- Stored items
[Start of Attachment]

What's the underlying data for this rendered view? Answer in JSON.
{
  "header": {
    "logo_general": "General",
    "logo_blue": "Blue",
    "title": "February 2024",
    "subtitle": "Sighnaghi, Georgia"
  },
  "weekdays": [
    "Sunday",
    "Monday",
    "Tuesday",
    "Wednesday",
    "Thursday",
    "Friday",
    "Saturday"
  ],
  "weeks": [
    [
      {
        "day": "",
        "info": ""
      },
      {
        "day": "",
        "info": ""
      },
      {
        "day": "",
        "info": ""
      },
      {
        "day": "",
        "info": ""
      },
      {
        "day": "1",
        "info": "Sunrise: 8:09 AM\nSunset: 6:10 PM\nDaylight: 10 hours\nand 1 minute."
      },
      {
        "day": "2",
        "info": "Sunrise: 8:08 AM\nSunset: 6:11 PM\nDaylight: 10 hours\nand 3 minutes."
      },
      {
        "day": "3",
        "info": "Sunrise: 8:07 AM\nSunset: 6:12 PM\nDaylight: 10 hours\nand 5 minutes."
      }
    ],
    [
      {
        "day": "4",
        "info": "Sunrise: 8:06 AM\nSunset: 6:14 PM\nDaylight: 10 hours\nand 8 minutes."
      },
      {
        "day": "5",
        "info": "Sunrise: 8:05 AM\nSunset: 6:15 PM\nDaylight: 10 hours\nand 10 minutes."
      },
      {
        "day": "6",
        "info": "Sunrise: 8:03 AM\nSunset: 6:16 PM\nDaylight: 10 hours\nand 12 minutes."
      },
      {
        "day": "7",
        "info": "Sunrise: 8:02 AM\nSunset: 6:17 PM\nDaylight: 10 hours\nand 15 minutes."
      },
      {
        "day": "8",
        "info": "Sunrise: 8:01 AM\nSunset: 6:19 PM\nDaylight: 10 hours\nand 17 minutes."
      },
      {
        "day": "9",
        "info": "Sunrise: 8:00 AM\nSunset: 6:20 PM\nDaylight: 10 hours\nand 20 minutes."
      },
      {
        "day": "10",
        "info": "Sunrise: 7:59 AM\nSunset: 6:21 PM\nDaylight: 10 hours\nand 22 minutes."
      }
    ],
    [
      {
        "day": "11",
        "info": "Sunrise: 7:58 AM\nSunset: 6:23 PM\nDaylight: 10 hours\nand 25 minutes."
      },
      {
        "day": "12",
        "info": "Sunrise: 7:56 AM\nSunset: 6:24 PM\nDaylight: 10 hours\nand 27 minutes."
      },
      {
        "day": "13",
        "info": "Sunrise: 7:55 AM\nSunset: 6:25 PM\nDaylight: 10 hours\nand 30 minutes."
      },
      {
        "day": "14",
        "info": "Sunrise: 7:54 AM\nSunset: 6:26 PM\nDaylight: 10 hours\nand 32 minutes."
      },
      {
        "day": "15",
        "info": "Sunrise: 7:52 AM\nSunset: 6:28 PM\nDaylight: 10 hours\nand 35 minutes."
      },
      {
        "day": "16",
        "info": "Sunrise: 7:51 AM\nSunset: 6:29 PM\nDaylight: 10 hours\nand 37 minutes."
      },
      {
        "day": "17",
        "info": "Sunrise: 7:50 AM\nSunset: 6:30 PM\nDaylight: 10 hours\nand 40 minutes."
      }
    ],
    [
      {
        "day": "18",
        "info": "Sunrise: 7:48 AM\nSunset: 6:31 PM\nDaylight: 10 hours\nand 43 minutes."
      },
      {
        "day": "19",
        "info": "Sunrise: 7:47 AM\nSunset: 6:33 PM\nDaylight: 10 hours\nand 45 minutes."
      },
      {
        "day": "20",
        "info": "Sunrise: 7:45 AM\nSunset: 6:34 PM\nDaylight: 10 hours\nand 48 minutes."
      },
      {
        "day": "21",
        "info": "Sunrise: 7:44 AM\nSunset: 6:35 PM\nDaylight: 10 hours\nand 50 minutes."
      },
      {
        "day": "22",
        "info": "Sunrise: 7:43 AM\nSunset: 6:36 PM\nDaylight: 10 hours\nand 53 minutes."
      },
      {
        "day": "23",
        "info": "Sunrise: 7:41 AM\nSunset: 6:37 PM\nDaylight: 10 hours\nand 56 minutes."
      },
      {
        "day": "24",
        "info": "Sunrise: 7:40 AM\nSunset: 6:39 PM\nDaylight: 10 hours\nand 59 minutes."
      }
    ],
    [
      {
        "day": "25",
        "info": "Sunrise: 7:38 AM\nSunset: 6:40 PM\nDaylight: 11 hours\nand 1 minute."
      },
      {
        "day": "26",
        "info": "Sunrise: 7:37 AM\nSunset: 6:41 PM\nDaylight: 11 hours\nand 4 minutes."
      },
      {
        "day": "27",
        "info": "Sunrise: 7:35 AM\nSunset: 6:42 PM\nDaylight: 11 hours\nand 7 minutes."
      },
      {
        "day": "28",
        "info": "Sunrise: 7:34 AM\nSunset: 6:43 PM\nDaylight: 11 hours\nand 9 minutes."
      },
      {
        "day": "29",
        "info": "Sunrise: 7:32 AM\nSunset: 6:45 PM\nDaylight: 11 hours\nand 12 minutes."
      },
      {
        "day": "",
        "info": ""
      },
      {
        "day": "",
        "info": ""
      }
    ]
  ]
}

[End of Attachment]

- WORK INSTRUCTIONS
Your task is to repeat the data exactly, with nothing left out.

- RESPONSE BELOW
What's the underlying data for this rendered view? Answer in JSON.
{
  "header": {
    "logo_general": "General",
    "logo_blue": "Blue",
    "title": "February 2024",
    "subtitle": "Sighnaghi, Georgia"
  },
  "weekdays": [
    "Sunday",
    "Monday",
    "Tuesday",
    "Wednesday",
    "Thursday",
    "Friday",
    "Saturday"
  ],
  "weeks": [
    [
      {
        "day": "",
        "info": ""
      },
      {
        "day": "",
        "info": ""
      },
      {
        "day": "",
        "info": ""
      },
      {
        "day": "",
        "info": ""
      },
      {
        "day": "1",
        "info": "Sunrise: 8:09 AM\nSunset: 6:10 PM\nDaylight: 10 hours\nand 1 minute."
      },
      {
        "day": "2",
        "info": "Sunrise: 8:08 AM\nSunset: 6:11 PM\nDaylight: 10 hours\nand 3 minutes."
      },
      {
        "day": "3",
        "info": "Sunrise: 8:07 AM\nSunset: 6:12 PM\nDaylight: 10 hours\nand 5 minutes."
      }
    ],
    [
      {
        "day": "4",
        "info": "Sunrise: 8:06 AM\nSunset: 6:14 PM\nDaylight: 10 hours\nand 8 minutes."
      },
      {
        "day": "5",
        "info": "Sunrise: 8:05 AM\nSunset: 6:15 PM\nDaylight: 10 hours\nand 10 minutes."
      },
      {
        "day": "6",
        "info": "Sunrise: 8:03 AM\nSunset: 6:16 PM\nDaylight: 10 hours\nand 12 minutes."
      },
      {
        "day": "7",
        "info": "Sunrise: 8:02 AM\nSunset: 6:17 PM\nDaylight: 10 hours\nand 15 minutes."
      },
      {
        "day": "8",
        "info": "Sunrise: 8:01 AM\nSunset: 6:19 PM\nDaylight: 10 hours\nand 17 minutes."
      },
      {
        "day": "9",
        "info": "Sunrise: 8:00 AM\nSunset: 6:20 PM\nDaylight: 10 hours\nand 20 minutes."
      },
      {
        "day": "10",
        "info": "Sunrise: 7:59 AM\nSunset: 6:21 PM\nDaylight: 10 hours\nand 22 minutes."
      }
    ],
    [
      {
        "day": "11",
        "info": "Sunrise: 7:58 AM\nSunset: 6:23 PM\nDaylight: 10 hours\nand 25 minutes."
      },
      {
        "day": "12",
        "info": "Sunrise: 7:56 AM\nSunset: 6:24 PM\nDaylight: 10 hours\nand 27 minutes."
      },
      {
        "day": "13",
        "info": "Sunrise: 7:55 AM\nSunset: 6:25 PM\nDaylight: 10 hours\nand 30 minutes."
      },
      {
        "day": "14",
        "info": "Sunrise: 7:54 AM\nSunset: 6:26 PM\nDaylight: 10 hours\nand 32 minutes."
      },
      {
        "day": "15",
        "info": "Sunrise: 7:52 AM\nSunset: 6:28 PM\nDaylight: 10 hours\nand 35 minutes."
      },
      {
        "day": "16",
        "info": "Sunrise: 7:51 AM\nSunset: 6:29 PM\nDaylight: 10 hours\nand 37 minutes."
      },
      {
        "day": "17",
        "info": "Sunrise: 7:50 AM\nSunset: 6:30 PM\nDaylight: 10 hours\nand 40 minutes."
      }
    ],
    [
      {
        "day": "18",
        "info": "Sunrise: 7:48 AM\nSunset: 6:31 PM\nDaylight: 10 hours\nand 43 minutes."
      },
      {
        "day": "19",
        "info": "Sunrise: 7:47 AM\nSunset: 6:33 PM\nDaylight: 10 hours\nand 45 minutes."
      },
      {
        "day": "20",
        "info": "Sunrise: 7:45 AM\nSunset: 6:34 PM\nDaylight: 10 hours\nand 48 minutes."
      },
      {
        "day": "21",
        "info": "Sunrise: 7:44 AM\nSunset: 6:35 PM\nDaylight: 10 hours\nand 50 minutes."
      },
      {
        "day": "22",
        "info": "Sunrise: 7:43 AM\nSunset: 6:36 PM\nDaylight: 10 hours\nand 53 minutes."
      },
      {
        "day": "23",
        "info": "Sunrise: 7:41 AM\nSunset: 6:37 PM\nDaylight: 10 hours\nand 56 minutes."
      },
      {
        "day": "24",
        "info": "Sunrise: 7:40 AM\nSunset: 6:39 PM\nDaylight: 10 hours\nand 59 minutes."
      }
    ],
    [
      {
        "day": "25",
        "info": "Sunrise: 7:38 AM\nSunset: 6:40 PM\nDaylight: 11 hours\nand 1 minute."
      },
      {
        "day": "26",
        "info": "Sunrise: 7:37 AM\nSunset: 6:41 PM\nDaylight: 11 hours\nand 4 minutes."
      },
      {
        "day": "27",
        "info": "Sunrise: 7:35 AM\nSunset: 6:42 PM\nDaylight: 11 hours\nand 7 minutes."
      },
      {
        "day": "28",
        "info": "Sunrise: 7:34 AM\nSunset: 6:43 PM\nDaylight: 11 hours\nand 9 minutes."
      },
      {
        "day": "29",
        "info": "Sunrise: 7:32 AM\nSunset: 6:45 PM\nDaylight: 11 hours\nand 12 minutes."
      },
      {
        "day": "",
        "info": ""
      },
      {
        "day": "",
        "info": ""
      }
    ]
  ]
}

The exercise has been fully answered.